Beautifully executed paintings of flowers and insects upon a delicate semi-transparent material, and the material itself, were brought from China in the early days of commerce with that country; for the want of a better name it was called rice paper, but the microscope showed that rice did not enter into its composition, and that it was some kind of pith. Various plants, among others the breadfruit, were suggested as the source of this material, but it was not until 1852 that its history was made out; in that year Sir William Hooker in the "Journal of Botany" gave an account of the rice paper plant, which he referred to the genus aralia and called A. papyrifera. In a revision of aralia and related plants Decaisne and Plan-chon in 1854, for botanical reasons, separated this from aralia, and made a new genus, Fatsia; and though the plant will be found in most current botanical and horticultural works as aralia papyrifera, its proper botanical name is Fatsia papyrifera. The tree is a native of Formosa, rarely growing more than 20 ft. high, and branching above; the young stems, leaves, and inflorescence are covered with a copious down of stellate hairs; the leaves, on long petioles, are often a foot across, round-heart-shaped, and five- to seven-lobed. The flowers are small and greenish, and are produced in pendulous panicles, 1 to 3 ft. long at the end of the branches.

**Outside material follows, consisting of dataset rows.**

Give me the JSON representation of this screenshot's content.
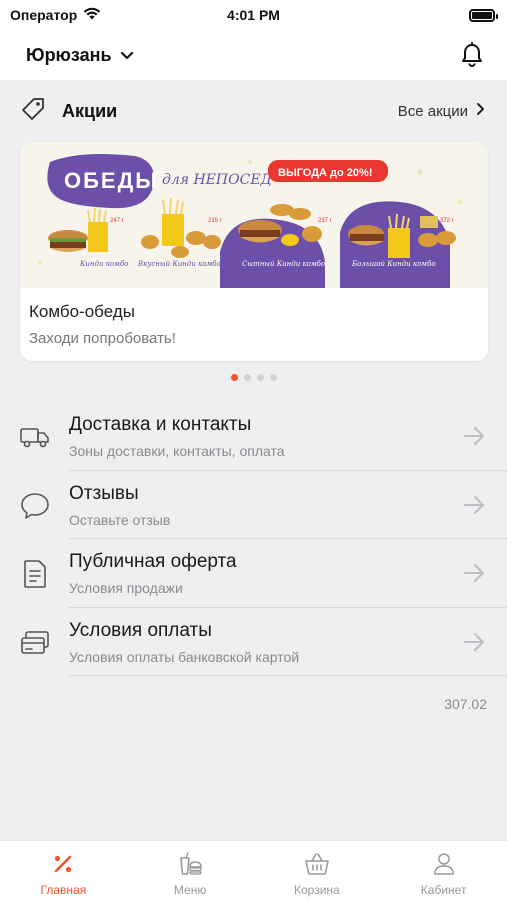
{
  "status_bar": {
    "carrier": "Оператор",
    "time": "4:01 PM"
  },
  "header": {
    "city": "Юрюзань"
  },
  "promo": {
    "title": "Акции",
    "all_label": "Все акции",
    "banner": {
      "headline": "ОБЕДЫ",
      "headline_script": "для НЕПОСЕД",
      "badge": "ВЫГОДА до 20%!",
      "combos": [
        {
          "name": "Кинди комбо",
          "price": "247 г"
        },
        {
          "name": "Вкусный Кинди комбо",
          "price": "215 г"
        },
        {
          "name": "Сытный Кинди комбо",
          "price": "237 г"
        },
        {
          "name": "Большой Кинди комбо",
          "price": "372 г"
        }
      ]
    },
    "card_title": "Комбо-обеды",
    "card_subtitle": "Заходи попробовать!",
    "pages": 4,
    "active_page": 0
  },
  "menu": [
    {
      "title": "Доставка и контакты",
      "subtitle": "Зоны доставки, контакты, оплата",
      "icon": "truck-icon"
    },
    {
      "title": "Отзывы",
      "subtitle": "Оставьте отзыв",
      "icon": "speech-bubble-icon"
    },
    {
      "title": "Публичная оферта",
      "subtitle": "Условия продажи",
      "icon": "document-icon"
    },
    {
      "title": "Условия оплаты",
      "subtitle": "Условия оплаты банковской картой",
      "icon": "credit-cards-icon"
    }
  ],
  "version": "307.02",
  "tabs": [
    {
      "label": "Главная",
      "icon": "percent-icon",
      "active": true
    },
    {
      "label": "Меню",
      "icon": "food-menu-icon",
      "active": false
    },
    {
      "label": "Корзина",
      "icon": "basket-icon",
      "active": false
    },
    {
      "label": "Кабинет",
      "icon": "user-icon",
      "active": false
    }
  ],
  "colors": {
    "accent": "#f2542d",
    "banner_purple": "#6c4fa8",
    "badge_red": "#e8372e"
  }
}
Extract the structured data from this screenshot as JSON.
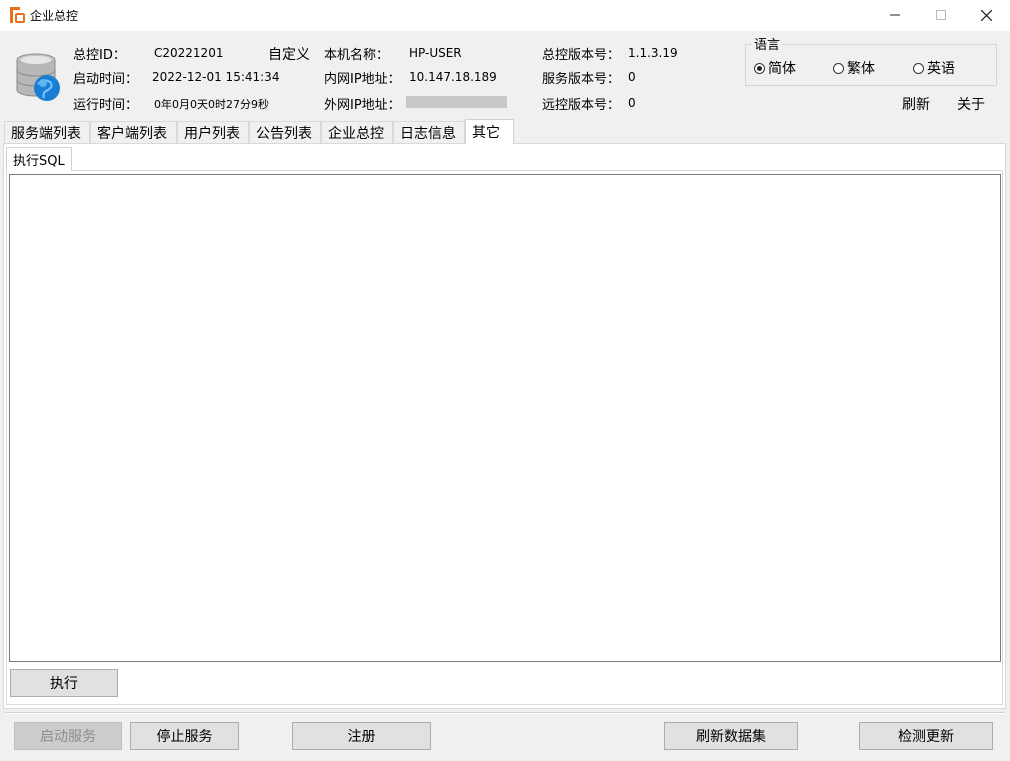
{
  "window": {
    "title": "企业总控",
    "controls": {
      "minimize": "—",
      "maximize": "☐",
      "close": "✕"
    }
  },
  "info": {
    "control_id_label": "总控ID：",
    "control_id_value": "C20221201",
    "custom_label": "自定义",
    "start_time_label": "启动时间：",
    "start_time_value": "2022-12-01 15:41:34",
    "run_time_label": "运行时间：",
    "run_time_value": "0年0月0天0时27分9秒",
    "host_name_label": "本机名称：",
    "host_name_value": "HP-USER",
    "lan_ip_label": "内网IP地址：",
    "lan_ip_value": "10.147.18.189",
    "wan_ip_label": "外网IP地址：",
    "control_version_label": "总控版本号：",
    "control_version_value": "1.1.3.19",
    "service_version_label": "服务版本号：",
    "service_version_value": "0",
    "remote_version_label": "远控版本号：",
    "remote_version_value": "0"
  },
  "language": {
    "legend": "语言",
    "options": [
      {
        "label": "简体",
        "selected": true
      },
      {
        "label": "繁体",
        "selected": false
      },
      {
        "label": "英语",
        "selected": false
      }
    ]
  },
  "actions": {
    "refresh": "刷新",
    "about": "关于"
  },
  "tabs": [
    {
      "label": "服务端列表",
      "active": false
    },
    {
      "label": "客户端列表",
      "active": false
    },
    {
      "label": "用户列表",
      "active": false
    },
    {
      "label": "公告列表",
      "active": false
    },
    {
      "label": "企业总控",
      "active": false
    },
    {
      "label": "日志信息",
      "active": false
    },
    {
      "label": "其它",
      "active": true
    }
  ],
  "subtab": {
    "label": "执行SQL"
  },
  "sql_editor": {
    "value": ""
  },
  "execute_button": "执行",
  "bottom_buttons": {
    "start_service": "启动服务",
    "stop_service": "停止服务",
    "register": "注册",
    "refresh_dataset": "刷新数据集",
    "check_update": "检测更新"
  },
  "colors": {
    "icon_orange": "#e8701a",
    "globe_blue": "#1a7fd4"
  }
}
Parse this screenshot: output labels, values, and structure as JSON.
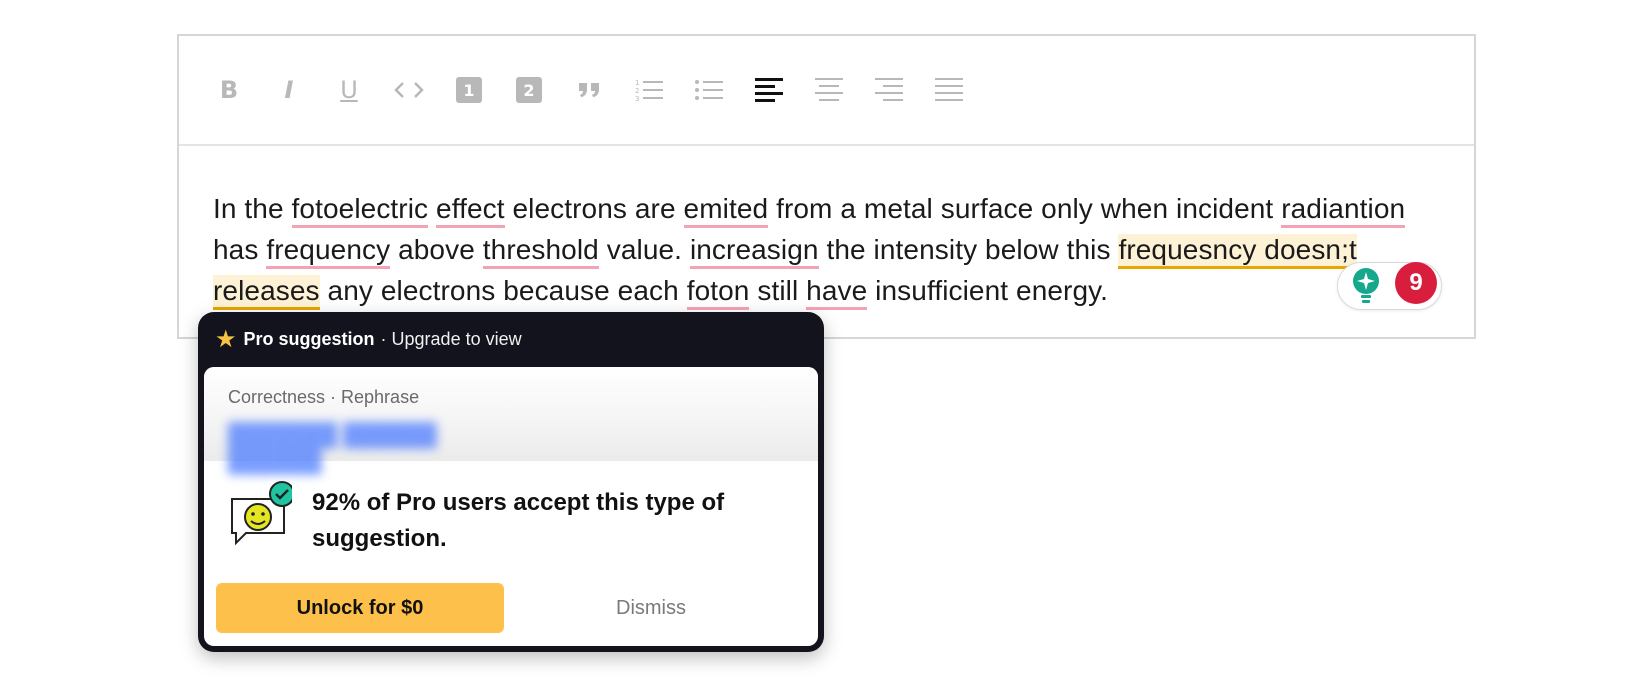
{
  "toolbar": {
    "buttons": [
      {
        "name": "bold-button",
        "icon": "bold-icon",
        "glyph": "B"
      },
      {
        "name": "italic-button",
        "icon": "italic-icon",
        "glyph": "I"
      },
      {
        "name": "underline-button",
        "icon": "underline-icon",
        "glyph": "U"
      },
      {
        "name": "code-button",
        "icon": "code-icon"
      },
      {
        "name": "heading-1-button",
        "icon": "heading-1-icon",
        "glyph": "1"
      },
      {
        "name": "heading-2-button",
        "icon": "heading-2-icon",
        "glyph": "2"
      },
      {
        "name": "quote-button",
        "icon": "quote-icon"
      },
      {
        "name": "ordered-list-button",
        "icon": "ordered-list-icon"
      },
      {
        "name": "bullet-list-button",
        "icon": "bullet-list-icon"
      },
      {
        "name": "align-left-button",
        "icon": "align-left-icon",
        "active": true
      },
      {
        "name": "align-center-button",
        "icon": "align-center-icon"
      },
      {
        "name": "align-right-button",
        "icon": "align-right-icon"
      },
      {
        "name": "align-justify-button",
        "icon": "align-justify-icon"
      }
    ]
  },
  "document": {
    "segments": [
      {
        "text": "In the ",
        "mark": "none"
      },
      {
        "text": "fotoelectric",
        "mark": "error"
      },
      {
        "text": " ",
        "mark": "none"
      },
      {
        "text": "effect",
        "mark": "error"
      },
      {
        "text": " electrons are ",
        "mark": "none"
      },
      {
        "text": "emited",
        "mark": "error"
      },
      {
        "text": " from a metal surface only when incident ",
        "mark": "none"
      },
      {
        "text": "radiantion",
        "mark": "error"
      },
      {
        "text": " has ",
        "mark": "none"
      },
      {
        "text": "frequency",
        "mark": "error"
      },
      {
        "text": " above ",
        "mark": "none"
      },
      {
        "text": "threshold",
        "mark": "error"
      },
      {
        "text": " value. ",
        "mark": "none"
      },
      {
        "text": "increasign",
        "mark": "error"
      },
      {
        "text": " the intensity below this ",
        "mark": "none"
      },
      {
        "text": "frequesncy doesn;t releases",
        "mark": "pro"
      },
      {
        "text": " any electrons because each ",
        "mark": "none"
      },
      {
        "text": "foton",
        "mark": "error"
      },
      {
        "text": " still ",
        "mark": "none"
      },
      {
        "text": "have",
        "mark": "error"
      },
      {
        "text": " insufficient energy.",
        "mark": "none"
      }
    ]
  },
  "assistant": {
    "icon": "lightbulb-icon",
    "issue_count": "9",
    "colors": {
      "bulb": "#15a88c",
      "badge": "#d81e3c"
    }
  },
  "popup": {
    "header_title": "Pro suggestion",
    "header_subtitle": "· Upgrade to view",
    "category": "Correctness · Rephrase",
    "stat_text": "92% of Pro users accept this type of suggestion.",
    "unlock_label": "Unlock for $0",
    "dismiss_label": "Dismiss",
    "colors": {
      "header_bg": "#12131c",
      "unlock_bg": "#fdc04a",
      "star": "#f6c343"
    }
  }
}
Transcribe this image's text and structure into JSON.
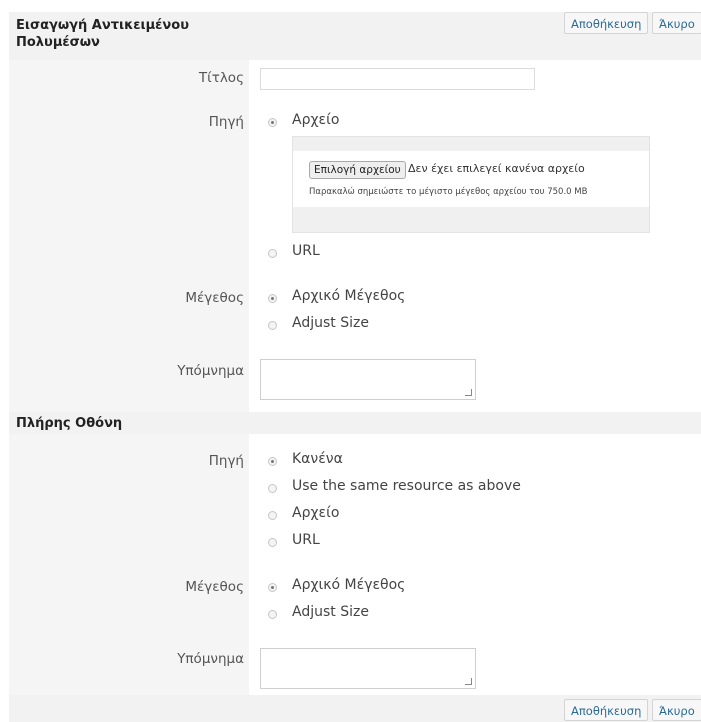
{
  "media_section": {
    "title_line1": "Εισαγωγή Αντικειμένου",
    "title_line2": "Πολυμέσων",
    "save_label": "Αποθήκευση",
    "cancel_label": "Άκυρο",
    "title_label": "Τίτλος",
    "source_label": "Πηγή",
    "source_options": [
      "Αρχείο",
      "URL"
    ],
    "choose_file_label": "Επιλογή αρχείου",
    "no_file_text": "Δεν έχει επιλεγεί κανένα αρχείο",
    "max_size_note": "Παρακαλώ σημειώστε το μέγιστο μέγεθος αρχείου του 750.0 MB",
    "size_label": "Μέγεθος",
    "size_options": [
      "Αρχικό Μέγεθος",
      "Adjust Size"
    ],
    "caption_label": "Υπόμνημα"
  },
  "fullscreen_section": {
    "title": "Πλήρης Οθόνη",
    "source_label": "Πηγή",
    "source_options": [
      "Κανένα",
      "Use the same resource as above",
      "Αρχείο",
      "URL"
    ],
    "size_label": "Μέγεθος",
    "size_options": [
      "Αρχικό Μέγεθος",
      "Adjust Size"
    ],
    "caption_label": "Υπόμνημα"
  },
  "footer": {
    "save_label": "Αποθήκευση",
    "cancel_label": "Άκυρο"
  }
}
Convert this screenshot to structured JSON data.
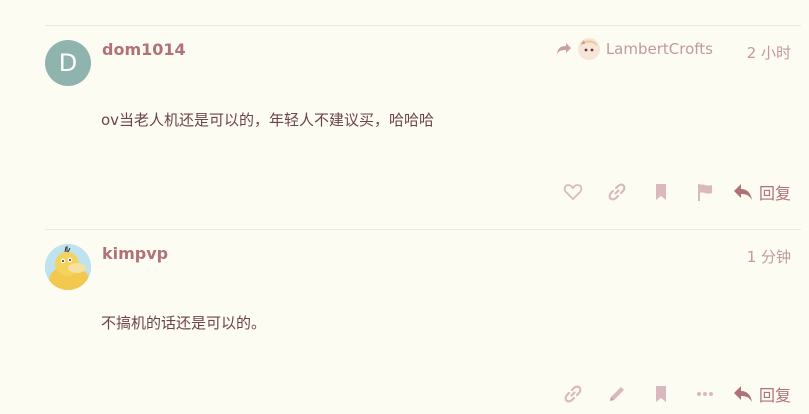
{
  "posts": [
    {
      "username": "dom1014",
      "avatar_letter": "D",
      "reply_to": "LambertCrofts",
      "time": "2 小时",
      "body": "ov当老人机还是可以的，年轻人不建议买，哈哈哈",
      "reply_label": "回复"
    },
    {
      "username": "kimpvp",
      "time": "1 分钟",
      "body": "不搞机的话还是可以的。",
      "reply_label": "回复"
    }
  ],
  "colors": {
    "background": "#fdfcf2",
    "accent": "#b07276",
    "icon": "#d9b9bb"
  }
}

The plant has such ample leaves and so stately an aspect that it is a favorite in subtropical planting; a single young and vigorous specimen as a centre to a bed of low-growing plants produces a fine effect. It must be kept in a greenhouse or dry cellar during winter, though if left out the roots would no doubt prove hardy, as the writer had numerous young plants come up in the spring from fragments of the roots left in the soil on taking up a large plant the previous autumn. The vigorous stems have a pith which is an inch and a half in diameter and of a snowy whiteness; after the woody exterior is removed, the Chinese cut the pith into sheets, by paring with a sharp knife from the circumference toward the centre, unrolling it, as it were, and then flattening it out and pressing it under weights until dry, when it remains as a flat sheet. It is imported in sheets a few inches square, and in dry weather it is exceedingly fragile. It is used solely for fancy ornamental work; some of the pith is exported in the stem for artificial flower makers, who find in its tissue a material which more closely than any other imitates the petals of the most delicate flowers.
Rice Paper Tree (Fatsia papyrifera).